The headlines typically discuss IRS revocation of passports, creating fear among those who owe money to the IRS. Many owing significant tax debts fear that they won’t be able to return to the U.S. if their passport is revoked during their trip. As with most headlines, understanding the program results in less fear.
In February 2018, Congress authorized the IRS to begin certifying U.S. passports for revocation. In this process, the IRS identifies “seriously delinquent” taxpayers. The IRS provides notice to the taxpayer and 30 days to respond. If the taxpayer either ignores or provides an insufficient response, the IRS provides certification to the State Department. As of August 2018, the IRS began revocation actions in at least 260,000 cases.
The State Department may then revoke the taxpayer’s current passport. If, however, the taxpayer is outside of the U.S., the State Department may issue a limited validity passport good for a return to the U.S.
The initial question for taxpayers owing money to the IRS is, “Am I a seriously delinquent taxpayer?” The bad news is the IRS’s dollar threshold for seriously delinquent debt is low – an outstanding bill of $51,000 qualifies a taxpayer as seriously delinquent. This amount includes outstanding taxes, penalties, and interest.
The good news comes from the other requirements to be considered seriously delinquent. The taxpayer must have already received either a Notice of Federal Tax Lien or a Notice of Intent to Levy. Taxpayers receiving either Notice are entitled to a Collection Due Process hearing to negotiate a resolution of this debt.
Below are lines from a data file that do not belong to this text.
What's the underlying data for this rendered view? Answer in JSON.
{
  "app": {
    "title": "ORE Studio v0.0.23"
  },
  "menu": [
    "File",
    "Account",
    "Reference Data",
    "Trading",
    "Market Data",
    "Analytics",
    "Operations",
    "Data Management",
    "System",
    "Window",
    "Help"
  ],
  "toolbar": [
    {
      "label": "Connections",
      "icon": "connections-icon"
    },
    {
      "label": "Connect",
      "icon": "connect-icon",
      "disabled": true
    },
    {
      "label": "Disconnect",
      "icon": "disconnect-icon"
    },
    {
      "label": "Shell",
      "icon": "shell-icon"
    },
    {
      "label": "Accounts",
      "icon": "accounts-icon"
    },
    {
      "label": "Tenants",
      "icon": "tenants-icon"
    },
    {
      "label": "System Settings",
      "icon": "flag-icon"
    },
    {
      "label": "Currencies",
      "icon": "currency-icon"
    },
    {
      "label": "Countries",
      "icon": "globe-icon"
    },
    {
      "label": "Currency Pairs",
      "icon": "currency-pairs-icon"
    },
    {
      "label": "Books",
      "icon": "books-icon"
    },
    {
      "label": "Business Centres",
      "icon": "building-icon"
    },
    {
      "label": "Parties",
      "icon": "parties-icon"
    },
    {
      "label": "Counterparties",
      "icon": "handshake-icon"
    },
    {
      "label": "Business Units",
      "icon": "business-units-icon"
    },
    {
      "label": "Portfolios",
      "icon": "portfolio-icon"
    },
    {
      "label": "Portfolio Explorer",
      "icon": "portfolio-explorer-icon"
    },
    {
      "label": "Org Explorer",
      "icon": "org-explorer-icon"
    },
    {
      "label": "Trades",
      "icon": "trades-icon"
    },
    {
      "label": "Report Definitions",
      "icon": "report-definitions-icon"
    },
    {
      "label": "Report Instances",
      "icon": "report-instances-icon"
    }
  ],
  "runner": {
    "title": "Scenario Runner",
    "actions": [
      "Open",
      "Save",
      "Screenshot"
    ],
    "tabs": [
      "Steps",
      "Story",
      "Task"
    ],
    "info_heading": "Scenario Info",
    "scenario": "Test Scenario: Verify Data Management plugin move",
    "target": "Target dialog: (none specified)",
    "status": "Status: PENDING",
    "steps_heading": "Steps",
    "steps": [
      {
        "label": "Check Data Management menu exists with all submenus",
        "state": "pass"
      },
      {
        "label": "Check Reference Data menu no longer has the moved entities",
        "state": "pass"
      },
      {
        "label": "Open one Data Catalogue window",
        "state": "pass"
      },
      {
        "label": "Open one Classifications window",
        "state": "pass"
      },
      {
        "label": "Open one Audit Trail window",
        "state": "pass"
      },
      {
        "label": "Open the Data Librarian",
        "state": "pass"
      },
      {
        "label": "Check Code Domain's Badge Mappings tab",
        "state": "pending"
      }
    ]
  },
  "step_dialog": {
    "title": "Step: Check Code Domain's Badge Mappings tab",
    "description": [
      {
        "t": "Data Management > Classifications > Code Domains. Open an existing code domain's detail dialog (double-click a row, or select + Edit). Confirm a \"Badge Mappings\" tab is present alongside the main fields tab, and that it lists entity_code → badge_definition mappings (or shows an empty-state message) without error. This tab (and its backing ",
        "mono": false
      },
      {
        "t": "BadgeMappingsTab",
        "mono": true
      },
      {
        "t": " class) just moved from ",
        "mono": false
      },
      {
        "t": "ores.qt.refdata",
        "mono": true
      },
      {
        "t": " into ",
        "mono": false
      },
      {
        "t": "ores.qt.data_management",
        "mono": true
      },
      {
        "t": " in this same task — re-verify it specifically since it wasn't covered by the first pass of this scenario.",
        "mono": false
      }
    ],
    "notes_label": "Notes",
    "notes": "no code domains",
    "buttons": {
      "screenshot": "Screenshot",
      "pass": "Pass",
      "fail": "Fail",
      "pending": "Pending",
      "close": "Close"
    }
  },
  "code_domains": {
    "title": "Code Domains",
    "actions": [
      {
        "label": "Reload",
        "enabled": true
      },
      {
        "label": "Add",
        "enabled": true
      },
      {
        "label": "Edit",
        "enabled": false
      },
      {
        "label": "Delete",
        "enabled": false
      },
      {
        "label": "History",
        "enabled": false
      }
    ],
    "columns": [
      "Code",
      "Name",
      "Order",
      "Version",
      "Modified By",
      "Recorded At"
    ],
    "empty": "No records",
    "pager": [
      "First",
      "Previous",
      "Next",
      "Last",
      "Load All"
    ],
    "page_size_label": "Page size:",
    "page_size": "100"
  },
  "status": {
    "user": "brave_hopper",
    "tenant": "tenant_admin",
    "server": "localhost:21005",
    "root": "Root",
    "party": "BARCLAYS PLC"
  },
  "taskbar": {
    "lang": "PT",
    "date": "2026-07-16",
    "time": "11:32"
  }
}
Should a taxpayer fail to reach a resolution at this stage, other options exist to avoid being seriously delinquent. If a taxpayer can reach an agreement to pay the debt via an installment agreement or offer in compromise, even if the taxpayer owes significantly more than $51,000, he or she is not seriously delinquent. Additionally, if a Collection Due Process hearing or innocent spouse request is pending, or the taxpayer is in bankruptcy, the taxpayer avoids being seriously delinquent.
Finally, even if the IRS certifies a taxpayer as seriously delinquent, the State Department holds the IRS’s certification application for 90 days to permit the resolution of the tax debt.
Even if a taxpayer fails to resolve the delinquent tax issue, judicial rights regarding a passport revocation are available in the U.S. Tax Court. The most important thing to do is to take action. Many of the rights to contest or resolve the tax debt contain short timelines to preserve your rights.